Such a move was met favourably by most of the “Big Six” energy companies throughout the United Kingdom. In response, most of these companies likewise stated that they would reduce their monthly rates; a move purported to save the average homeowner up to fifty pounds a year. Analysts observe that as these cuts take effect, a reduction of approximately four per cent in the previous price hikes will occur.
Price hikes are not a new concept. On the contrary, home and business owners have had to pay continually higher rates during the last few years. This was more the result of an ongoing row in regards to energy prices (specifically in relation to green levies and carbon taxation statutes) than it had to do with supply and demand. This argument intensified when Labour leader Ed Milliband stated that he would freeze energy prices for no less than twenty months if he were to win the 2015 election. This announcement was met with both consternation and threats to further hike up prices within the energy sector.
Now that the green levies have been essentially scrapped in relation to their former focus on the energy sector alone, the money that companies expect to save will be partially filtered back directly to their customers. These happenings are seen as being but a small part of the larger backdrop of nationwide energy reform.
Under the Green Deal, homeowners in England and Wales can claim Cashback from Government on energy saving improvements like insulation and boilers. Packages could be worth over £1000 – the more you do, the more you get.
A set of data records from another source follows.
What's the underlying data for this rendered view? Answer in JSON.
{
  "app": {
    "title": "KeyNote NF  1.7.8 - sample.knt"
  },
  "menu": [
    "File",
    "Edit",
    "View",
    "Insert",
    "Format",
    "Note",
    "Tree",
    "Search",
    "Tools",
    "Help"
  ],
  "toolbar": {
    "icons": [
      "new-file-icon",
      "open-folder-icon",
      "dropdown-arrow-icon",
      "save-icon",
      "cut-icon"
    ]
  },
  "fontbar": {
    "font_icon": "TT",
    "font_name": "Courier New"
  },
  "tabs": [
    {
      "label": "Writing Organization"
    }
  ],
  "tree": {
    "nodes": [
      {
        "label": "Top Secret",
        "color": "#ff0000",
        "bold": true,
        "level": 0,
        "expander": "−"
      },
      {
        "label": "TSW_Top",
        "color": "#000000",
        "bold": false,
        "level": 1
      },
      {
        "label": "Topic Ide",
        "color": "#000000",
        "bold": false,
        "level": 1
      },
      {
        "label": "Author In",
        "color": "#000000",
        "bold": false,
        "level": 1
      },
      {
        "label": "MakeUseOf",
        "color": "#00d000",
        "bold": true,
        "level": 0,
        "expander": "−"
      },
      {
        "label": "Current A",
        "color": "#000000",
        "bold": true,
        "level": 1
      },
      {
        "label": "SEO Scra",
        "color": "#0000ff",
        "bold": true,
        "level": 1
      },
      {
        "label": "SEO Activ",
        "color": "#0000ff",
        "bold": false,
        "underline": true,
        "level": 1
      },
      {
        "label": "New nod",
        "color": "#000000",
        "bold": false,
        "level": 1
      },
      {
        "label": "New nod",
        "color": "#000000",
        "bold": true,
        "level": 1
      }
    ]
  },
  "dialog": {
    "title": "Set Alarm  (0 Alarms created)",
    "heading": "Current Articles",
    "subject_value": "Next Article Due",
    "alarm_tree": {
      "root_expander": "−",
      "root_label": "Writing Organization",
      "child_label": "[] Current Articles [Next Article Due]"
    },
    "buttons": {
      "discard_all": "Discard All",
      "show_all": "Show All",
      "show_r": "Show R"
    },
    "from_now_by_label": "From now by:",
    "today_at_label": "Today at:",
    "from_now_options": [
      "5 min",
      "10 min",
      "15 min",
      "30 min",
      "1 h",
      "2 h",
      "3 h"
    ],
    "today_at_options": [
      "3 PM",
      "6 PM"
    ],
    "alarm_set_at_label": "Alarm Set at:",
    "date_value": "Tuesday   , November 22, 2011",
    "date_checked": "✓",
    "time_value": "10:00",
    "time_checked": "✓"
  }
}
Obviously, the key task is for the United Kingdom to maintain a healthy balance between reducing its overall carbon footprint while providing viable energy plans for both the larger companies and the homeowners themselves.